Exercise brief: Should any entry look odd, write it out exactly anyway, along with all the rest.
########################################
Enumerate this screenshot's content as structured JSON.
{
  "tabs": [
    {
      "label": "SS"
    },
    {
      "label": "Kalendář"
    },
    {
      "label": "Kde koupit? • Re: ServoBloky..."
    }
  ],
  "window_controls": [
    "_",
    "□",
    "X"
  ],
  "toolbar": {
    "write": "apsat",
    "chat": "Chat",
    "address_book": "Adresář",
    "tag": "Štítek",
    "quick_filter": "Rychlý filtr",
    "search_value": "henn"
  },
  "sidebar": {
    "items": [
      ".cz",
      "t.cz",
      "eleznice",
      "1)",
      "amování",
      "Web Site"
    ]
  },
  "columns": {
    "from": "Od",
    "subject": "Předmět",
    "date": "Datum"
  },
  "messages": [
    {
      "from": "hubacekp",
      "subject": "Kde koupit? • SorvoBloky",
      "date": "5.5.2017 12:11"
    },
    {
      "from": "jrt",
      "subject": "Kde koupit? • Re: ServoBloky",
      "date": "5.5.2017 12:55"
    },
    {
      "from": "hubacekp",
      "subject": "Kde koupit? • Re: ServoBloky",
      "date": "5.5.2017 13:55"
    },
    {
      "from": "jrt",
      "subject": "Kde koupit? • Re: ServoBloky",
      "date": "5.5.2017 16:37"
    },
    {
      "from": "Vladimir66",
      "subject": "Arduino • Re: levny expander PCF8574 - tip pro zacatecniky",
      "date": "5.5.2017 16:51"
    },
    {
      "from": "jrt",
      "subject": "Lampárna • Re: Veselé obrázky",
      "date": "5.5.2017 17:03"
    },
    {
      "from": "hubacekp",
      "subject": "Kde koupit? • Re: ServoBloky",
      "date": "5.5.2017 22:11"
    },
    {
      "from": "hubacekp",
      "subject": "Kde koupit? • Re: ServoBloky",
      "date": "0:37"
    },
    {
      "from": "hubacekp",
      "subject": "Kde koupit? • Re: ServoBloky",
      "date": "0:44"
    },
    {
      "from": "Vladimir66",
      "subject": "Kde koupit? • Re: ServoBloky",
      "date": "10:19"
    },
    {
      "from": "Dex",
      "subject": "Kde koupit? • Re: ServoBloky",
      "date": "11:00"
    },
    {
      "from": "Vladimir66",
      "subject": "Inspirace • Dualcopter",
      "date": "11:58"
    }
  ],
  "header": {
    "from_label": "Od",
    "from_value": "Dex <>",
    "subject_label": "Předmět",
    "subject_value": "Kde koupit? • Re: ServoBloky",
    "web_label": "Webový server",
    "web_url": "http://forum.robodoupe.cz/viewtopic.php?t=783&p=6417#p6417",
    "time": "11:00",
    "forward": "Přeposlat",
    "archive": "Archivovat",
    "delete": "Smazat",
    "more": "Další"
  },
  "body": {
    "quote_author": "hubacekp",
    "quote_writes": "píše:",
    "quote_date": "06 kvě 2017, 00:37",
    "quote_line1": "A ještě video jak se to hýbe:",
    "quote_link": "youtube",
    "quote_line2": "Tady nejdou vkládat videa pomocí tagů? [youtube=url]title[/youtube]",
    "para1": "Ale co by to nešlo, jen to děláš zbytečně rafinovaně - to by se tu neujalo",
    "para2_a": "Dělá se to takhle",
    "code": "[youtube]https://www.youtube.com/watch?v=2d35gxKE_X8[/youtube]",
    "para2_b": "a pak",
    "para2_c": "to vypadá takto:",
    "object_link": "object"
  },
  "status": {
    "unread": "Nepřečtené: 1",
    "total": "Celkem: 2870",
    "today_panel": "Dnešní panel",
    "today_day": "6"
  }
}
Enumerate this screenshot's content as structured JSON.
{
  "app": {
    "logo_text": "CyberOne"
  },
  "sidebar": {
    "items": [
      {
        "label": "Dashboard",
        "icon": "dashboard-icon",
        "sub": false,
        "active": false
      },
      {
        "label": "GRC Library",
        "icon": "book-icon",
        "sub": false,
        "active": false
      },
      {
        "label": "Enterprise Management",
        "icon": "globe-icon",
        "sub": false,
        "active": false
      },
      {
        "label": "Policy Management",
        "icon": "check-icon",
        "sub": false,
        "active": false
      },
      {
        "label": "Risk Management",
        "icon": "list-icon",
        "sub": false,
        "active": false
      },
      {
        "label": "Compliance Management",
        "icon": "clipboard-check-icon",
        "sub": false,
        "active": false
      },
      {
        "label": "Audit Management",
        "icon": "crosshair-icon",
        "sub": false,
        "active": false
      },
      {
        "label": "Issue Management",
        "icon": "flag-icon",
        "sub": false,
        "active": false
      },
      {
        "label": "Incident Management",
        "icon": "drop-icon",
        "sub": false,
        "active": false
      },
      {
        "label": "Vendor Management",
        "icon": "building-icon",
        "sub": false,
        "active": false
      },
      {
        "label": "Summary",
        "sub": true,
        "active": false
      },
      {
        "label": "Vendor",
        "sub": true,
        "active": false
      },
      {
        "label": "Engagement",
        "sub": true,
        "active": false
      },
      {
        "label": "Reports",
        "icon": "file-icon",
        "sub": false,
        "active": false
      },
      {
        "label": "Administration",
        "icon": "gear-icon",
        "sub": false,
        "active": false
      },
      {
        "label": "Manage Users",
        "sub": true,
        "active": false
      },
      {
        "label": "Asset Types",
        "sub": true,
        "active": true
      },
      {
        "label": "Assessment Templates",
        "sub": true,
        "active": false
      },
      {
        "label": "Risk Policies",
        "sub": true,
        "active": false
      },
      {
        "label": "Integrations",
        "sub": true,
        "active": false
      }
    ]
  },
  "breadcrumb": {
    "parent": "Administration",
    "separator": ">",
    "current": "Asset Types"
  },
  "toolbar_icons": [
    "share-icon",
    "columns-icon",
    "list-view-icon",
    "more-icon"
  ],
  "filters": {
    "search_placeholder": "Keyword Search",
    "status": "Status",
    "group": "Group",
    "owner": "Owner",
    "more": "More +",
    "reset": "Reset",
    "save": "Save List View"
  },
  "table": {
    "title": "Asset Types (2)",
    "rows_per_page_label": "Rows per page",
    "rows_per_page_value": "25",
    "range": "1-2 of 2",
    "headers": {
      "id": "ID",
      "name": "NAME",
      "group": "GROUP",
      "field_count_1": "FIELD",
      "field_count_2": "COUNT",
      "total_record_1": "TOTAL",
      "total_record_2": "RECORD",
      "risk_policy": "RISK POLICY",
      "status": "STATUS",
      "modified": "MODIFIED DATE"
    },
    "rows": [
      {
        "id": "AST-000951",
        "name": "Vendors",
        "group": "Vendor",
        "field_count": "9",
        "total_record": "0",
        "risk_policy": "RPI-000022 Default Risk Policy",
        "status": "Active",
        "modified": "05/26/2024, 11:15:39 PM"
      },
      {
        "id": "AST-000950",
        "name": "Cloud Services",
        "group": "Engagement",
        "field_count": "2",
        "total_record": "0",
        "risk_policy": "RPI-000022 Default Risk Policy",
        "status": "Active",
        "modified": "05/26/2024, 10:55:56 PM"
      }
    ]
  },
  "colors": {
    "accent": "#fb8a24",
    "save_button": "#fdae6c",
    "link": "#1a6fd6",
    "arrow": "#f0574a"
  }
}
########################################
Worked solution:
Enumerate this screenshot's content as structured JSON.
{
  "tabs": [
    {
      "label": "SS"
    },
    {
      "label": "Kalendář"
    },
    {
      "label": "Kde koupit? • Re: ServoBloky..."
    }
  ],
  "window_controls": [
    "_",
    "□",
    "X"
  ],
  "toolbar": {
    "write": "apsat",
    "chat": "Chat",
    "address_book": "Adresář",
    "tag": "Štítek",
    "quick_filter": "Rychlý filtr",
    "search_value": "henn"
  },
  "sidebar": {
    "items": [
      ".cz",
      "t.cz",
      "eleznice",
      "1)",
      "amování",
      "Web Site"
    ]
  },
  "columns": {
    "from": "Od",
    "subject": "Předmět",
    "date": "Datum"
  },
  "messages": [
    {
      "from": "hubacekp",
      "subject": "Kde koupit? • SorvoBloky",
      "date": "5.5.2017 12:11"
    },
    {
      "from": "jrt",
      "subject": "Kde koupit? • Re: ServoBloky",
      "date": "5.5.2017 12:55"
    },
    {
      "from": "hubacekp",
      "subject": "Kde koupit? • Re: ServoBloky",
      "date": "5.5.2017 13:55"
    },
    {
      "from": "jrt",
      "subject": "Kde koupit? • Re: ServoBloky",
      "date": "5.5.2017 16:37"
    },
    {
      "from": "Vladimir66",
      "subject": "Arduino • Re: levny expander PCF8574 - tip pro zacatecniky",
      "date": "5.5.2017 16:51"
    },
    {
      "from": "jrt",
      "subject": "Lampárna • Re: Veselé obrázky",
      "date": "5.5.2017 17:03"
    },
    {
      "from": "hubacekp",
      "subject": "Kde koupit? • Re: ServoBloky",
      "date": "5.5.2017 22:11"
    },
    {
      "from": "hubacekp",
      "subject": "Kde koupit? • Re: ServoBloky",
      "date": "0:37"
    },
    {
      "from": "hubacekp",
      "subject": "Kde koupit? • Re: ServoBloky",
      "date": "0:44"
    },
    {
      "from": "Vladimir66",
      "subject": "Kde koupit? • Re: ServoBloky",
      "date": "10:19"
    },
    {
      "from": "Dex",
      "subject": "Kde koupit? • Re: ServoBloky",
      "date": "11:00"
    },
    {
      "from": "Vladimir66",
      "subject": "Inspirace • Dualcopter",
      "date": "11:58"
    }
  ],
  "header": {
    "from_label": "Od",
    "from_value": "Dex <>",
    "subject_label": "Předmět",
    "subject_value": "Kde koupit? • Re: ServoBloky",
    "web_label": "Webový server",
    "web_url": "http://forum.robodoupe.cz/viewtopic.php?t=783&p=6417#p6417",
    "time": "11:00",
    "forward": "Přeposlat",
    "archive": "Archivovat",
    "delete": "Smazat",
    "more": "Další"
  },
  "body": {
    "quote_author": "hubacekp",
    "quote_writes": "píše:",
    "quote_date": "06 kvě 2017, 00:37",
    "quote_line1": "A ještě video jak se to hýbe:",
    "quote_link": "youtube",
    "quote_line2": "Tady nejdou vkládat videa pomocí tagů? [youtube=url]title[/youtube]",
    "para1": "Ale co by to nešlo, jen to děláš zbytečně rafinovaně - to by se tu neujalo",
    "para2_a": "Dělá se to takhle",
    "code": "[youtube]https://www.youtube.com/watch?v=2d35gxKE_X8[/youtube]",
    "para2_b": "a pak",
    "para2_c": "to vypadá takto:",
    "object_link": "object"
  },
  "status": {
    "unread": "Nepřečtené: 1",
    "total": "Celkem: 2870",
    "today_panel": "Dnešní panel",
    "today_day": "6"
  }
}
Enumerate this screenshot's content as structured JSON.
{
  "app": {
    "logo_text": "CyberOne"
  },
  "sidebar": {
    "items": [
      {
        "label": "Dashboard",
        "icon": "dashboard-icon",
        "sub": false,
        "active": false
      },
      {
        "label": "GRC Library",
        "icon": "book-icon",
        "sub": false,
        "active": false
      },
      {
        "label": "Enterprise Management",
        "icon": "globe-icon",
        "sub": false,
        "active": false
      },
      {
        "label": "Policy Management",
        "icon": "check-icon",
        "sub": false,
        "active": false
      },
      {
        "label": "Risk Management",
        "icon": "list-icon",
        "sub": false,
        "active": false
      },
      {
        "label": "Compliance Management",
        "icon": "clipboard-check-icon",
        "sub": false,
        "active": false
      },
      {
        "label": "Audit Management",
        "icon": "crosshair-icon",
        "sub": false,
        "active": false
      },
      {
        "label": "Issue Management",
        "icon": "flag-icon",
        "sub": false,
        "active": false
      },
      {
        "label": "Incident Management",
        "icon": "drop-icon",
        "sub": false,
        "active": false
      },
      {
        "label": "Vendor Management",
        "icon": "building-icon",
        "sub": false,
        "active": false
      },
      {
        "label": "Summary",
        "sub": true,
        "active": false
      },
      {
        "label": "Vendor",
        "sub": true,
        "active": false
      },
      {
        "label": "Engagement",
        "sub": true,
        "active": false
      },
      {
        "label": "Reports",
        "icon": "file-icon",
        "sub": false,
        "active": false
      },
      {
        "label": "Administration",
        "icon": "gear-icon",
        "sub": false,
        "active": false
      },
      {
        "label": "Manage Users",
        "sub": true,
        "active": false
      },
      {
        "label": "Asset Types",
        "sub": true,
        "active": true
      },
      {
        "label": "Assessment Templates",
        "sub": true,
        "active": false
      },
      {
        "label": "Risk Policies",
        "sub": true,
        "active": false
      },
      {
        "label": "Integrations",
        "sub": true,
        "active": false
      }
    ]
  },
  "breadcrumb": {
    "parent": "Administration",
    "separator": ">",
    "current": "Asset Types"
  },
  "toolbar_icons": [
    "share-icon",
    "columns-icon",
    "list-view-icon",
    "more-icon"
  ],
  "filters": {
    "search_placeholder": "Keyword Search",
    "status": "Status",
    "group": "Group",
    "owner": "Owner",
    "more": "More +",
    "reset": "Reset",
    "save": "Save List View"
  },
  "table": {
    "title": "Asset Types (2)",
    "rows_per_page_label": "Rows per page",
    "rows_per_page_value": "25",
    "range": "1-2 of 2",
    "headers": {
      "id": "ID",
      "name": "NAME",
      "group": "GROUP",
      "field_count_1": "FIELD",
      "field_count_2": "COUNT",
      "total_record_1": "TOTAL",
      "total_record_2": "RECORD",
      "risk_policy": "RISK POLICY",
      "status": "STATUS",
      "modified": "MODIFIED DATE"
    },
    "rows": [
      {
        "id": "AST-000951",
        "name": "Vendors",
        "group": "Vendor",
        "field_count": "9",
        "total_record": "0",
        "risk_policy": "RPI-000022 Default Risk Policy",
        "status": "Active",
        "modified": "05/26/2024, 11:15:39 PM"
      },
      {
        "id": "AST-000950",
        "name": "Cloud Services",
        "group": "Engagement",
        "field_count": "2",
        "total_record": "0",
        "risk_policy": "RPI-000022 Default Risk Policy",
        "status": "Active",
        "modified": "05/26/2024, 10:55:56 PM"
      }
    ]
  },
  "colors": {
    "accent": "#fb8a24",
    "save_button": "#fdae6c",
    "link": "#1a6fd6",
    "arrow": "#f0574a"
  }
}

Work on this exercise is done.